An ordinance setting rules for beekeepers received unanimous approval after some revisions, but the item will need to be voted on at a second reading at the next council meeting before it can be adopted.
The ordinance would make way for requirements that follow industry standards and would maintain safe beekeeping practices, according to a city staff report to the council. The approval comes after a slew of council workshops and meetings since June to work out the details of the ordinance.
Included is language requiring a 10-foot setback for a hive’s location in relation to the owner’s property line. A hive may not be located in a front yard, nor on a side yard setback, under an addendum to the ordinance recommended by Mayor Pro Tem Kevin Trautner during the discussion.
However, that setback can be waived, according to the ordinance, if a beekeeper obtains the written consent of the current neighbor next to the property line in question and such written consent is on file with the city.

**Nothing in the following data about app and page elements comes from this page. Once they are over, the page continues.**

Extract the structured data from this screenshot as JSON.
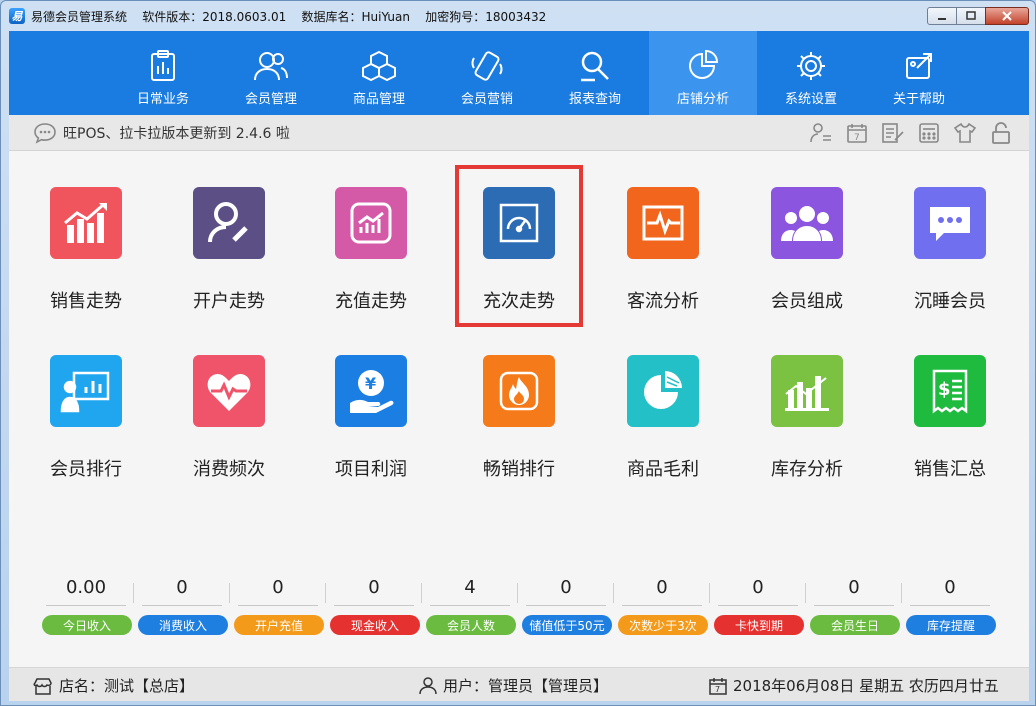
{
  "window": {
    "title": "易德会员管理系统    软件版本：2018.0603.01    数据库名：HuiYuan    加密狗号：18003432"
  },
  "nav": [
    {
      "label": "日常业务",
      "icon": "clipboard-icon"
    },
    {
      "label": "会员管理",
      "icon": "members-icon"
    },
    {
      "label": "商品管理",
      "icon": "boxes-icon"
    },
    {
      "label": "会员营销",
      "icon": "phone-icon"
    },
    {
      "label": "报表查询",
      "icon": "search-report-icon"
    },
    {
      "label": "店铺分析",
      "icon": "pie-chart-icon",
      "active": true
    },
    {
      "label": "系统设置",
      "icon": "gear-icon"
    },
    {
      "label": "关于帮助",
      "icon": "help-icon"
    }
  ],
  "notice": {
    "text": "旺POS、拉卡拉版本更新到 2.4.6 啦"
  },
  "tiles": [
    {
      "label": "销售走势",
      "color": "#f0545d"
    },
    {
      "label": "开户走势",
      "color": "#5b4f86"
    },
    {
      "label": "充值走势",
      "color": "#d45aa8"
    },
    {
      "label": "充次走势",
      "color": "#2b6cb5"
    },
    {
      "label": "客流分析",
      "color": "#f2651d"
    },
    {
      "label": "会员组成",
      "color": "#8b55e0"
    },
    {
      "label": "沉睡会员",
      "color": "#6f6ff0"
    },
    {
      "label": "会员排行",
      "color": "#1fa6ef"
    },
    {
      "label": "消费频次",
      "color": "#f0546a"
    },
    {
      "label": "项目利润",
      "color": "#1b7ee3"
    },
    {
      "label": "畅销排行",
      "color": "#f57a1a"
    },
    {
      "label": "商品毛利",
      "color": "#23c0c7"
    },
    {
      "label": "库存分析",
      "color": "#7cc242"
    },
    {
      "label": "销售汇总",
      "color": "#1fbb3e"
    }
  ],
  "stats": [
    {
      "value": "0.00",
      "label": "今日收入",
      "color": "#6abb3f"
    },
    {
      "value": "0",
      "label": "消费收入",
      "color": "#1f7fe0"
    },
    {
      "value": "0",
      "label": "开户充值",
      "color": "#f39a1a"
    },
    {
      "value": "0",
      "label": "现金收入",
      "color": "#e5312f"
    },
    {
      "value": "4",
      "label": "会员人数",
      "color": "#6abb3f"
    },
    {
      "value": "0",
      "label": "储值低于50元",
      "color": "#1f7fe0"
    },
    {
      "value": "0",
      "label": "次数少于3次",
      "color": "#f39a1a"
    },
    {
      "value": "0",
      "label": "卡快到期",
      "color": "#e5312f"
    },
    {
      "value": "0",
      "label": "会员生日",
      "color": "#6abb3f"
    },
    {
      "value": "0",
      "label": "库存提醒",
      "color": "#1f7fe0"
    }
  ],
  "status": {
    "store": "店名：测试【总店】",
    "user": "用户：管理员【管理员】",
    "date": "2018年06月08日 星期五 农历四月廿五"
  }
}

Another amendment to the ordinance added would allow a neighbor to revoke their consent should an issue arise with their beekeeping neighbor. The concern was first raised by Council Member Lauri Lankford during the Feb. 10 meeting. Trautner agreed.
“If at a later time the bees cause a problem, the neighbor should be able to revoke that consent,” Trautner said. “It allows some flexibility.”
Speed and safety study
Traffic Engineers Inc. will spend about a year collecting data across all city streets, creating an assessment on baseline conditions and a detailed safety study, making recommendations and developing tools for improving street safety, and going over implementation strategies and submitting a final report to the city.
The council approved a base contract of $63,828, with a not-to-exceed amount of $70,000. The amount budgeted by the city for study and implementation of the safety recommendations is $150,000.
Speed data, crash data, traffic severity and other factors will be analyzed during the study, according to testimony during the Feb. 10 meeting.
No official action has been made regarding speed limits in West University Place, though according to a staff report to the council, the study could reveal that safety conditions in the city require a speed limit reduction from the current standard of 30 mph.